SPRING MILLS, W.Va. (WDVM)– According to the Special Olympics Statistics, the unemployment rate of people with disabilities is more than double the general population. Berkeley County School’s Work Exploration Program is determined to beat the odds and give special needs students the opportunities of a lifetime.
“To know that they too can build their self-confidence.” said Transition Coordinator Salli Askin. “Have that self-determination one needs to go out and find a job and also to increase their productivity and become more self-assured and more independent.”
The program is designed to give special education students valuable work experience, which will hopefully set the students up for life after high school. However, the program has suffered major budget cuts and has dropped half of its job specialists.
“The businesses are also suffering because we are only able to go to each business twice a quarter so not only will we might lose support with the businesses but we also might lose support with the businesses as well.” said Work Exploration Job Specialist Emily Sine.
Despite challenges, the program has expanded into 37 more businesses in the Spring Mills community and local students say they couldn’t imagine their lives without the program.

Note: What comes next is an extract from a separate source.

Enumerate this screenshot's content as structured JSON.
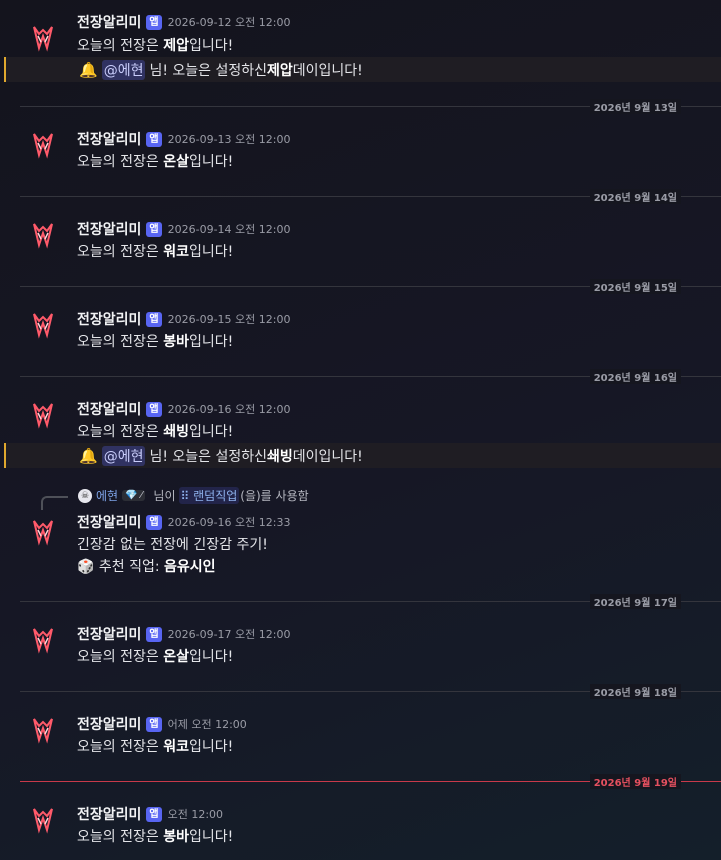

“It helped me whenever I needed help learning how to work, and how to be honest, and truthful,” said Exploration Student James Kyne.

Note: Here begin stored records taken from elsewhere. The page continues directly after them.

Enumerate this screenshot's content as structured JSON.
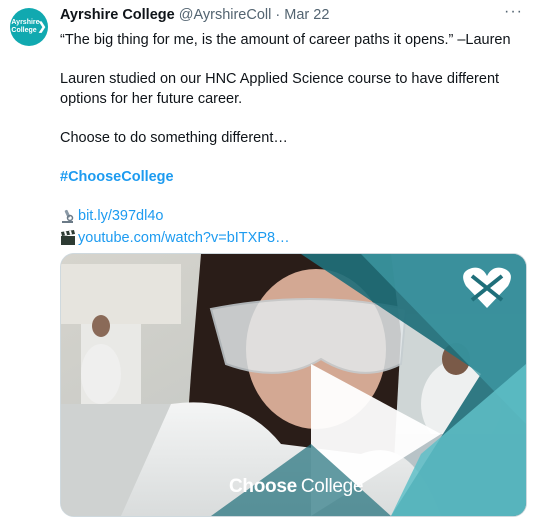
{
  "tweet": {
    "avatar_text": "Ayrshire College",
    "author_name": "Ayrshire College",
    "handle": "@AyrshireColl",
    "separator": "·",
    "date": "Mar 22",
    "more_label": "···",
    "quote": "“The big thing for me, is the amount of career paths it opens.” –Lauren",
    "paragraph": "Lauren studied on our HNC Applied Science course to have different options for her future career.",
    "cta": "Choose to do something different…",
    "hashtag": "#ChooseCollege",
    "links": [
      {
        "icon": "microscope-icon",
        "text": "bit.ly/397dl4o"
      },
      {
        "icon": "clapper-board-icon",
        "text": "youtube.com/watch?v=bITXP8…"
      }
    ]
  },
  "media": {
    "brand_choose": "Choose",
    "brand_college": "College",
    "colors": {
      "accent": "#11a9b0",
      "teal_dark": "#1f6f7a",
      "teal_light": "#5fc0c8"
    }
  }
}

And for students who just need help learning simple everyday necessities, the program has gone far beyond expectations.
“I like helping my mom in the kitchen and I don’t know how to cut peppers so I came here to learn,” said Exploration Student Kinora Fogle.

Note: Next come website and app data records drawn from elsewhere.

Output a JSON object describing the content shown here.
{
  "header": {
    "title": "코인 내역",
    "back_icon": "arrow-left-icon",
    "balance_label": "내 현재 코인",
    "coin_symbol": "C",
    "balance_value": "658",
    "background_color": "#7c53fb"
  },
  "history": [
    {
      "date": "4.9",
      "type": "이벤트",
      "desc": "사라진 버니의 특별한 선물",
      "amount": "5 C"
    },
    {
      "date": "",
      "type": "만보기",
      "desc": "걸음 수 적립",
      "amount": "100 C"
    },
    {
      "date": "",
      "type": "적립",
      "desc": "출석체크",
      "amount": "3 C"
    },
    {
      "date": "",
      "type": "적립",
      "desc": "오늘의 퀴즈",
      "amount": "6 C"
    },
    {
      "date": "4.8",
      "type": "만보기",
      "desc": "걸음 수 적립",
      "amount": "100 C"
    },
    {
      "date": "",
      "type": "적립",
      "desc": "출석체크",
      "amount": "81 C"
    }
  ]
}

The Work Exploration Program will be hosting a Transition Fair Friday at Musselman Highschool.